§ **Task requirements**: Find all lines in the records that include the word "visited", and copy them out.

§ **Available data**:
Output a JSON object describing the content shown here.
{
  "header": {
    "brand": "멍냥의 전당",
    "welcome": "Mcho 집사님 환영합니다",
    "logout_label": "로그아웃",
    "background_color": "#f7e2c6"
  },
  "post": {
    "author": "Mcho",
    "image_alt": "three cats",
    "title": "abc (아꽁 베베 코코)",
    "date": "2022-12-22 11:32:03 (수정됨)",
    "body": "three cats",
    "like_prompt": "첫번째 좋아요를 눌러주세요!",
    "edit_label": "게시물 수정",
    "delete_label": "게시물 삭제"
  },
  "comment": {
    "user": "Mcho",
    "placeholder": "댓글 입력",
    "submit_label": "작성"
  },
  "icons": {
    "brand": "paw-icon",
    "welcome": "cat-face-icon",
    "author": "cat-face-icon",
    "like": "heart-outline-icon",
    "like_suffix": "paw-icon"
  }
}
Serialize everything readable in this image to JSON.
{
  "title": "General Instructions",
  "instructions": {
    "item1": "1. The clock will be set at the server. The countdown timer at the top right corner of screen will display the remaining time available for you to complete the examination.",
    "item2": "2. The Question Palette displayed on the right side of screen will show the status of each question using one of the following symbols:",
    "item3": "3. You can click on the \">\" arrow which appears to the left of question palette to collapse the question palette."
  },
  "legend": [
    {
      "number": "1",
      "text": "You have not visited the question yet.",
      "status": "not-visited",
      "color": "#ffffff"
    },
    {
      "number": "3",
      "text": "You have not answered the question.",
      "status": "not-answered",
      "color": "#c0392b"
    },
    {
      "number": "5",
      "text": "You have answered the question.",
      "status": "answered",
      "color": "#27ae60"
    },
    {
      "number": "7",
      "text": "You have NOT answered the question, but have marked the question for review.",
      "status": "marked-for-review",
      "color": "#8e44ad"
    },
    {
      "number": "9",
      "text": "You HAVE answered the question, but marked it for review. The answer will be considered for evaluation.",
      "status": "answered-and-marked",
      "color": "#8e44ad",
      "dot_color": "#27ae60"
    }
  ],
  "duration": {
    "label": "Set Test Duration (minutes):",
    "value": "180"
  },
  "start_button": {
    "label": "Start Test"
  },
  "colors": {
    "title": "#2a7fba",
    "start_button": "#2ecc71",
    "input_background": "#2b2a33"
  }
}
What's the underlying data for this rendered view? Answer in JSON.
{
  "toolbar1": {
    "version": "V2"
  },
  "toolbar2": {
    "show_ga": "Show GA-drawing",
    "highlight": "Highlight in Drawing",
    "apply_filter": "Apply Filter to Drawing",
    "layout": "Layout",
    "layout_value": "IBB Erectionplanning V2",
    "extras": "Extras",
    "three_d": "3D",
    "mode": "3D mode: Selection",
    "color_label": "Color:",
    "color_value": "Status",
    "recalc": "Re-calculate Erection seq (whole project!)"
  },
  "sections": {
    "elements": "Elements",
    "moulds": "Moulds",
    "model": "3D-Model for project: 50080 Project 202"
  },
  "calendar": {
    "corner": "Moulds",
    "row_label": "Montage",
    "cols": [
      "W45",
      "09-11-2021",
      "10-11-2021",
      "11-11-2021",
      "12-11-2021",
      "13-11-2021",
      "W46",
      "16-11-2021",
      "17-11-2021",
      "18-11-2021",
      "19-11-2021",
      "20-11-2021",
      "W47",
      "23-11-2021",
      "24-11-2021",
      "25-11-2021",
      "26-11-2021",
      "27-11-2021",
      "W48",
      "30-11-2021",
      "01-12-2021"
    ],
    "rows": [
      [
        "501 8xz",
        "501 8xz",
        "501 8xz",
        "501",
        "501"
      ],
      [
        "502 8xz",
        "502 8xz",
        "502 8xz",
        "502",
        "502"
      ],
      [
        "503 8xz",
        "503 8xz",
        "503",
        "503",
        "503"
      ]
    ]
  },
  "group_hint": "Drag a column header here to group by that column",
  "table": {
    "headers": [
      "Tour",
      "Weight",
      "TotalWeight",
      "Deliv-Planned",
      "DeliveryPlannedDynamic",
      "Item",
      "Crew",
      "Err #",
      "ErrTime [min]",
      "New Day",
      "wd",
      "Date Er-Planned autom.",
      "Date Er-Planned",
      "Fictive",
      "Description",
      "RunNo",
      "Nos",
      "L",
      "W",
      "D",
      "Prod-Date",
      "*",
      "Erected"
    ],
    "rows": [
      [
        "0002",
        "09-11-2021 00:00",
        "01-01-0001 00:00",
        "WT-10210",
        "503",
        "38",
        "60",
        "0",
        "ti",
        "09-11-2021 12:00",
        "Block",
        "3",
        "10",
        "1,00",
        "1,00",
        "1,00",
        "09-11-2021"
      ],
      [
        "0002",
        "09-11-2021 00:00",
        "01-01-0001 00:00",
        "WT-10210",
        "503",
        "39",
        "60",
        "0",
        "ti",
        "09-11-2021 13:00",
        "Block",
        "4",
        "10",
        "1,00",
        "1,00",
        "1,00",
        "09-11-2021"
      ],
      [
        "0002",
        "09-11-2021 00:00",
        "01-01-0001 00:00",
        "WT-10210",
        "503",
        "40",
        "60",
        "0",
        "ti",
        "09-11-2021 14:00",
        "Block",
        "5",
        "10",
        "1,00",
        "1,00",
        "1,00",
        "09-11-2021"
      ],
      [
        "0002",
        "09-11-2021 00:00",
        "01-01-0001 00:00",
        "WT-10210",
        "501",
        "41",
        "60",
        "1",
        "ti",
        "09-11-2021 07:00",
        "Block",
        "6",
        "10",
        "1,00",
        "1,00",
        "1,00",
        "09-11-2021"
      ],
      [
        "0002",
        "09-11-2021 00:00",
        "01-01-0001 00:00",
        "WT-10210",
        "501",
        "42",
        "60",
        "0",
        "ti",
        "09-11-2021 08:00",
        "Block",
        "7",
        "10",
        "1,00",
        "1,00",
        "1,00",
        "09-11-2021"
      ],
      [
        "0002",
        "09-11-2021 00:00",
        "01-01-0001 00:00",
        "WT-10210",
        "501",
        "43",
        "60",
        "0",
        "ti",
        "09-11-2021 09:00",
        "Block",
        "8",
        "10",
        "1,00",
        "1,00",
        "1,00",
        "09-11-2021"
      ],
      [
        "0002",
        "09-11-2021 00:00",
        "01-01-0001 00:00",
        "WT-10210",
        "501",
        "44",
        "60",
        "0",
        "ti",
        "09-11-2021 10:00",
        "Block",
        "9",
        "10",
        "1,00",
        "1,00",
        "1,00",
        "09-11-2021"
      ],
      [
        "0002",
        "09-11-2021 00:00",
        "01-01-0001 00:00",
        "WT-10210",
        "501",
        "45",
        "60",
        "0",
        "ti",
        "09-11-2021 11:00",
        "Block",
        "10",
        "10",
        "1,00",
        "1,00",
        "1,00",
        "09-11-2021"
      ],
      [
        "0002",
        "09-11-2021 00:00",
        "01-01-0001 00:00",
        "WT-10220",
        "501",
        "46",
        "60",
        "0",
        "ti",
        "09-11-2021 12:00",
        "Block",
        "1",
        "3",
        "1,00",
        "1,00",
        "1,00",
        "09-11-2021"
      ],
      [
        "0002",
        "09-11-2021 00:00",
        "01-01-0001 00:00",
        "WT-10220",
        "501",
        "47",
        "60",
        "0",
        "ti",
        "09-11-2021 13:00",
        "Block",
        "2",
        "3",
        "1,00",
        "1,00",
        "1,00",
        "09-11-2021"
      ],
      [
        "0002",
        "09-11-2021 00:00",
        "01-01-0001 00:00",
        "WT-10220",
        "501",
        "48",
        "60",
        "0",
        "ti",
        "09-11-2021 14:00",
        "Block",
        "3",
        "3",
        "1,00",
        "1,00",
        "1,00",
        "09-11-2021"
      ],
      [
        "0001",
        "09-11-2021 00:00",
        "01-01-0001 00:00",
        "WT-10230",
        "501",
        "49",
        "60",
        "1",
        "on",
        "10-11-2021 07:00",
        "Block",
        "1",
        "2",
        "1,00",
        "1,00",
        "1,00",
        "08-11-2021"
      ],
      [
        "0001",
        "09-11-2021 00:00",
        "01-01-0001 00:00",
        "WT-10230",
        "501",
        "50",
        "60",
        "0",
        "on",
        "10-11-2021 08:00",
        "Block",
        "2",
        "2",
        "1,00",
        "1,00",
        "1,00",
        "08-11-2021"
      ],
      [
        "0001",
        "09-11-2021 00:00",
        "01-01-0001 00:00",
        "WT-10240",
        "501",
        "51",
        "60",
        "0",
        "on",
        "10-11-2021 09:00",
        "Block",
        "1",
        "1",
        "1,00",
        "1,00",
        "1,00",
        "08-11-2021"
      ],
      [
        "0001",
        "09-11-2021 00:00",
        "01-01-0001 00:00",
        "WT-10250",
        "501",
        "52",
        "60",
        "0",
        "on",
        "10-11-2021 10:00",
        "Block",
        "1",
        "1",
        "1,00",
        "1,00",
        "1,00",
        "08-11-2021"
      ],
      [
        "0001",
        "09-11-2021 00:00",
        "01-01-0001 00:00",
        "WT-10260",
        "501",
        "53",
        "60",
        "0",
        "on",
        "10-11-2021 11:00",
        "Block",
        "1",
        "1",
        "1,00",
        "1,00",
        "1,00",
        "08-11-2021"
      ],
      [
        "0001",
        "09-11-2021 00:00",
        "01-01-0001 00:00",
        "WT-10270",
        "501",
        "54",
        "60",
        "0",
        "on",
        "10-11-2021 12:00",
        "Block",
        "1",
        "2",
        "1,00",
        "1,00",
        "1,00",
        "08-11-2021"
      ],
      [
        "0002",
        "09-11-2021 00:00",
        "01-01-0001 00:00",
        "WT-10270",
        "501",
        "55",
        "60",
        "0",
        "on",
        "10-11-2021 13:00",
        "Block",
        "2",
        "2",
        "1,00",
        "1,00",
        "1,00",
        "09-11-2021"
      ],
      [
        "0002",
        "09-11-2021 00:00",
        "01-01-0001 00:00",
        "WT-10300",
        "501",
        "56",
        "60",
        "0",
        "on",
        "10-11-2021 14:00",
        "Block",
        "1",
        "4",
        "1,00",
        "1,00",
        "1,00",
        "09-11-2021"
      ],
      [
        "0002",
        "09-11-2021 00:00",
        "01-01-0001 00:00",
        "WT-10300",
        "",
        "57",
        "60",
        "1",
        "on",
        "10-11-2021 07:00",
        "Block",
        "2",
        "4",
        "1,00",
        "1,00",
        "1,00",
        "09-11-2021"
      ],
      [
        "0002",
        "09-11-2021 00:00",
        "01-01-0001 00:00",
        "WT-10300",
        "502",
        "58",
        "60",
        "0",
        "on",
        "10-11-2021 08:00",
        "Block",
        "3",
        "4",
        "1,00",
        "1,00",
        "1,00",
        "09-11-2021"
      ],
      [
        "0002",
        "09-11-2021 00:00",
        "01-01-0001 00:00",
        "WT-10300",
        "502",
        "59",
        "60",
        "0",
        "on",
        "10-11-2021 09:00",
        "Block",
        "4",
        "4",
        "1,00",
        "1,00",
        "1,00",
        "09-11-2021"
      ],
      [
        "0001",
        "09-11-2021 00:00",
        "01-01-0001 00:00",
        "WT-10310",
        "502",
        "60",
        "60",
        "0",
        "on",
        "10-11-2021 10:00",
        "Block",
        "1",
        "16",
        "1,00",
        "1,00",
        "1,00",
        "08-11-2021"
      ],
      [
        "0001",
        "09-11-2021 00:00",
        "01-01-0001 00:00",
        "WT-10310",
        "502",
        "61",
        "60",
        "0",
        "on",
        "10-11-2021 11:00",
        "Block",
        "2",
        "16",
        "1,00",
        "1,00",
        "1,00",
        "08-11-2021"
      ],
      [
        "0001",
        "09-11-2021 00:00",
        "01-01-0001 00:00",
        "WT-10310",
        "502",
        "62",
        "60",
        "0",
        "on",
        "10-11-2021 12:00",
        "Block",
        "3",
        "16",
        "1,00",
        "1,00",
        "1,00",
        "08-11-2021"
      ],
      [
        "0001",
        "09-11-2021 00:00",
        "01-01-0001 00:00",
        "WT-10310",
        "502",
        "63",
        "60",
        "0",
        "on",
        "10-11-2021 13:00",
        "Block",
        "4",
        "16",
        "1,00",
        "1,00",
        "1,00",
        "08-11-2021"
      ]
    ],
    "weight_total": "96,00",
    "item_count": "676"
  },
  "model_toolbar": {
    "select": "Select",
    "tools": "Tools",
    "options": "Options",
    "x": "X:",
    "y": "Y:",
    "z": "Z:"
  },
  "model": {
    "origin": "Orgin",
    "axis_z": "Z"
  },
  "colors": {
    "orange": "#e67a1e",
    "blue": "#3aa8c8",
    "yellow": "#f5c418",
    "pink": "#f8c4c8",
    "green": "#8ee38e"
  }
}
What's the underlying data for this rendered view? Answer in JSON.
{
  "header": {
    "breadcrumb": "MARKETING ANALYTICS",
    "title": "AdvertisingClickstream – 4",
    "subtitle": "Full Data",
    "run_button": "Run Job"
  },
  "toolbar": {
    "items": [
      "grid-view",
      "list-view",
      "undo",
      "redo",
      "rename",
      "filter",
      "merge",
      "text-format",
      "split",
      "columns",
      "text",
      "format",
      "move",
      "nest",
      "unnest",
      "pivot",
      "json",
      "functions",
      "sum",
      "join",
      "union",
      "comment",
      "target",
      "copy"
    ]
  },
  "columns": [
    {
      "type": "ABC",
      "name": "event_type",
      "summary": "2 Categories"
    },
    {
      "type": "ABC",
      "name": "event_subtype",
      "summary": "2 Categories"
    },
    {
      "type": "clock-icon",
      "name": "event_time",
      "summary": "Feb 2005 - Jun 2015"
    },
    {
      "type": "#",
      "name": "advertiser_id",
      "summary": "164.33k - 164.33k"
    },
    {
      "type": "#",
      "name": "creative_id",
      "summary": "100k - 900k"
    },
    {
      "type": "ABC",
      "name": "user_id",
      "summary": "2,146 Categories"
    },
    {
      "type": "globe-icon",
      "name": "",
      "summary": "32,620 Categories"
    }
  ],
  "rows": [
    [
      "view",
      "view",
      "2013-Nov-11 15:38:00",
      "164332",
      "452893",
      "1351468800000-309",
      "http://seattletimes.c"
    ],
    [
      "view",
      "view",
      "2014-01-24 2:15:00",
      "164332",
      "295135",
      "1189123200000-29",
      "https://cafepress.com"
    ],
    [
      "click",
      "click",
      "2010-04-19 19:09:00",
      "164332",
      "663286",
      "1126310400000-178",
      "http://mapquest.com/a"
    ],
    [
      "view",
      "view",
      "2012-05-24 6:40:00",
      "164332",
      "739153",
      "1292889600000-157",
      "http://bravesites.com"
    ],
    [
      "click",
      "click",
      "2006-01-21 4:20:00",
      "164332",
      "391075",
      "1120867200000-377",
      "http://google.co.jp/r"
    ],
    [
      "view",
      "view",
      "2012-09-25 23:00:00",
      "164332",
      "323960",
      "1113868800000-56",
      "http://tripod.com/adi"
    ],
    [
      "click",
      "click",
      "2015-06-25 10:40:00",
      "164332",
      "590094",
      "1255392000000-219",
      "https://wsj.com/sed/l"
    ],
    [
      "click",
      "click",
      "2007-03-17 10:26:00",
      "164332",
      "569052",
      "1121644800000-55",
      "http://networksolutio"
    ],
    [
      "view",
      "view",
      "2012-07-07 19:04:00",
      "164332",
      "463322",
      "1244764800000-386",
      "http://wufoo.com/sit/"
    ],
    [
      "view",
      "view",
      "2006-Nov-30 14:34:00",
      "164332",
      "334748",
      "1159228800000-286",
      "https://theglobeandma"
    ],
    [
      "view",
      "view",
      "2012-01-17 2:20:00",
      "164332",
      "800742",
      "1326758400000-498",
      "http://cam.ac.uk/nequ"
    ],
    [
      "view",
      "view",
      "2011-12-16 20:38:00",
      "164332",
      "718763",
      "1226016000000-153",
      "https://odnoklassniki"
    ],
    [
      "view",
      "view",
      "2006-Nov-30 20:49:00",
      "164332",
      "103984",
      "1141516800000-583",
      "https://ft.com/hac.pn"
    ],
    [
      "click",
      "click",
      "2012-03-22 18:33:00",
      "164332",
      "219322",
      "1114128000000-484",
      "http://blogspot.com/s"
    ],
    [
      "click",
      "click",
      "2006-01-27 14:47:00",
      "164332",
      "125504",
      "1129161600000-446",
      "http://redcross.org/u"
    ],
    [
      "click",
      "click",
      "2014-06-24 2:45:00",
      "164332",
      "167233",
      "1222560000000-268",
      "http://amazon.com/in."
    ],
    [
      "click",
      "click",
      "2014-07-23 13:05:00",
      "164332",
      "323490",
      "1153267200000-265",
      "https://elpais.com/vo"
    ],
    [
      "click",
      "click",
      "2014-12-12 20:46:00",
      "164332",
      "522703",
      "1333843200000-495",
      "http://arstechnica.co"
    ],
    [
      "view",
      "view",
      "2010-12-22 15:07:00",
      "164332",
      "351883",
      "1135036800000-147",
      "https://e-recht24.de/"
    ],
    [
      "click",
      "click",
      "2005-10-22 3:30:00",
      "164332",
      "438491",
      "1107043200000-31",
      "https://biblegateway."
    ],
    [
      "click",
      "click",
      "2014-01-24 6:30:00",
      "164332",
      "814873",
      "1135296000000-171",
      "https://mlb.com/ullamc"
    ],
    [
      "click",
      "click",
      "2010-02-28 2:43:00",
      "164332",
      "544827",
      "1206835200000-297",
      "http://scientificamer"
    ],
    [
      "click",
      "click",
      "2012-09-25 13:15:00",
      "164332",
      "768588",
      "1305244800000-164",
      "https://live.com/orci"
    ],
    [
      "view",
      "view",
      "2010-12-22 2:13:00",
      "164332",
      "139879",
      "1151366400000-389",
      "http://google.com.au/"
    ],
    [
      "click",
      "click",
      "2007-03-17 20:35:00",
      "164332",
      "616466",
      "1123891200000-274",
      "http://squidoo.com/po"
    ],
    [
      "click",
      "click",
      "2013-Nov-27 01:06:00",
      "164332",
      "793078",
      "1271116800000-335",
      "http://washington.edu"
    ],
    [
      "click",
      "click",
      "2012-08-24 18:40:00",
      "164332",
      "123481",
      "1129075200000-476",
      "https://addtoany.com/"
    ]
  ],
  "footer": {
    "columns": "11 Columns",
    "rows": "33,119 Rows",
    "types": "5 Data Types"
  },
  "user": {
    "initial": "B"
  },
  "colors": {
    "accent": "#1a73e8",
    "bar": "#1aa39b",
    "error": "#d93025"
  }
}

§ **Response below**:
      "text": "You have not visited the question yet.",
      "status": "not-visited",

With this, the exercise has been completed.